(Beginning of Study material)
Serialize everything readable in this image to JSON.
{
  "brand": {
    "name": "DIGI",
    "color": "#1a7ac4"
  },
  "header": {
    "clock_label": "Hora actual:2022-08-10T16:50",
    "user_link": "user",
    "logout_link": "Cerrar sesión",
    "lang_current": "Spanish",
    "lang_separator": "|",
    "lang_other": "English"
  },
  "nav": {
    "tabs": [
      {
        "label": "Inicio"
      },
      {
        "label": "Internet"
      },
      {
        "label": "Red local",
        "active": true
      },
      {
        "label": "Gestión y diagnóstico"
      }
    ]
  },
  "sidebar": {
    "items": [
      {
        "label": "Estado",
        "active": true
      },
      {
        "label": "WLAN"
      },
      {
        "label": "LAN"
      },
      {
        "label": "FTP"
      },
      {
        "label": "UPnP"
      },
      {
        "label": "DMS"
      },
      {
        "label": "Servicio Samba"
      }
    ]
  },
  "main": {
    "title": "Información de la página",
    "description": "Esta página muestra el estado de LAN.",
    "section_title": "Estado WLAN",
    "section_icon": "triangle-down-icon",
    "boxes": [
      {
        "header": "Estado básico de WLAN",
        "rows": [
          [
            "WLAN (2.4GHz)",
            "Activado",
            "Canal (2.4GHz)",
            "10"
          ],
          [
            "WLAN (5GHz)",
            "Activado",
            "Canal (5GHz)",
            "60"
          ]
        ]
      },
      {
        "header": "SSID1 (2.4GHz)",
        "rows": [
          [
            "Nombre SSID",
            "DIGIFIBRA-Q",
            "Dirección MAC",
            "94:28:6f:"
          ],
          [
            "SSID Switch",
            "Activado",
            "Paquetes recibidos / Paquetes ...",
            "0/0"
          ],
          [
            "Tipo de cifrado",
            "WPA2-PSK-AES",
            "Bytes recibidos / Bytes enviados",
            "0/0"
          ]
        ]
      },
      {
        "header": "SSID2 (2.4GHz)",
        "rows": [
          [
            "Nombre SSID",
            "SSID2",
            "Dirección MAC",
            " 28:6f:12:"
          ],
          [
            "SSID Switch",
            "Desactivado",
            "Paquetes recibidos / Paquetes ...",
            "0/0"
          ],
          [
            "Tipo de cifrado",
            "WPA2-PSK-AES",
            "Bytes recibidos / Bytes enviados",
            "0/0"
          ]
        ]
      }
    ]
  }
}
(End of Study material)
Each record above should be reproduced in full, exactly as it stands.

Serialize everything readable in this image to JSON.
{
  "brand": {
    "name": "DIGI",
    "color": "#1a7ac4"
  },
  "header": {
    "clock_label": "Hora actual:2022-08-10T16:50",
    "user_link": "user",
    "logout_link": "Cerrar sesión",
    "lang_current": "Spanish",
    "lang_separator": "|",
    "lang_other": "English"
  },
  "nav": {
    "tabs": [
      {
        "label": "Inicio"
      },
      {
        "label": "Internet"
      },
      {
        "label": "Red local",
        "active": true
      },
      {
        "label": "Gestión y diagnóstico"
      }
    ]
  },
  "sidebar": {
    "items": [
      {
        "label": "Estado",
        "active": true
      },
      {
        "label": "WLAN"
      },
      {
        "label": "LAN"
      },
      {
        "label": "FTP"
      },
      {
        "label": "UPnP"
      },
      {
        "label": "DMS"
      },
      {
        "label": "Servicio Samba"
      }
    ]
  },
  "main": {
    "title": "Información de la página",
    "description": "Esta página muestra el estado de LAN.",
    "section_title": "Estado WLAN",
    "section_icon": "triangle-down-icon",
    "boxes": [
      {
        "header": "Estado básico de WLAN",
        "rows": [
          [
            "WLAN (2.4GHz)",
            "Activado",
            "Canal (2.4GHz)",
            "10"
          ],
          [
            "WLAN (5GHz)",
            "Activado",
            "Canal (5GHz)",
            "60"
          ]
        ]
      },
      {
        "header": "SSID1 (2.4GHz)",
        "rows": [
          [
            "Nombre SSID",
            "DIGIFIBRA-Q",
            "Dirección MAC",
            "94:28:6f:"
          ],
          [
            "SSID Switch",
            "Activado",
            "Paquetes recibidos / Paquetes ...",
            "0/0"
          ],
          [
            "Tipo de cifrado",
            "WPA2-PSK-AES",
            "Bytes recibidos / Bytes enviados",
            "0/0"
          ]
        ]
      },
      {
        "header": "SSID2 (2.4GHz)",
        "rows": [
          [
            "Nombre SSID",
            "SSID2",
            "Dirección MAC",
            " 28:6f:12:"
          ],
          [
            "SSID Switch",
            "Desactivado",
            "Paquetes recibidos / Paquetes ...",
            "0/0"
          ],
          [
            "Tipo de cifrado",
            "WPA2-PSK-AES",
            "Bytes recibidos / Bytes enviados",
            "0/0"
          ]
        ]
      }
    ]
  }
}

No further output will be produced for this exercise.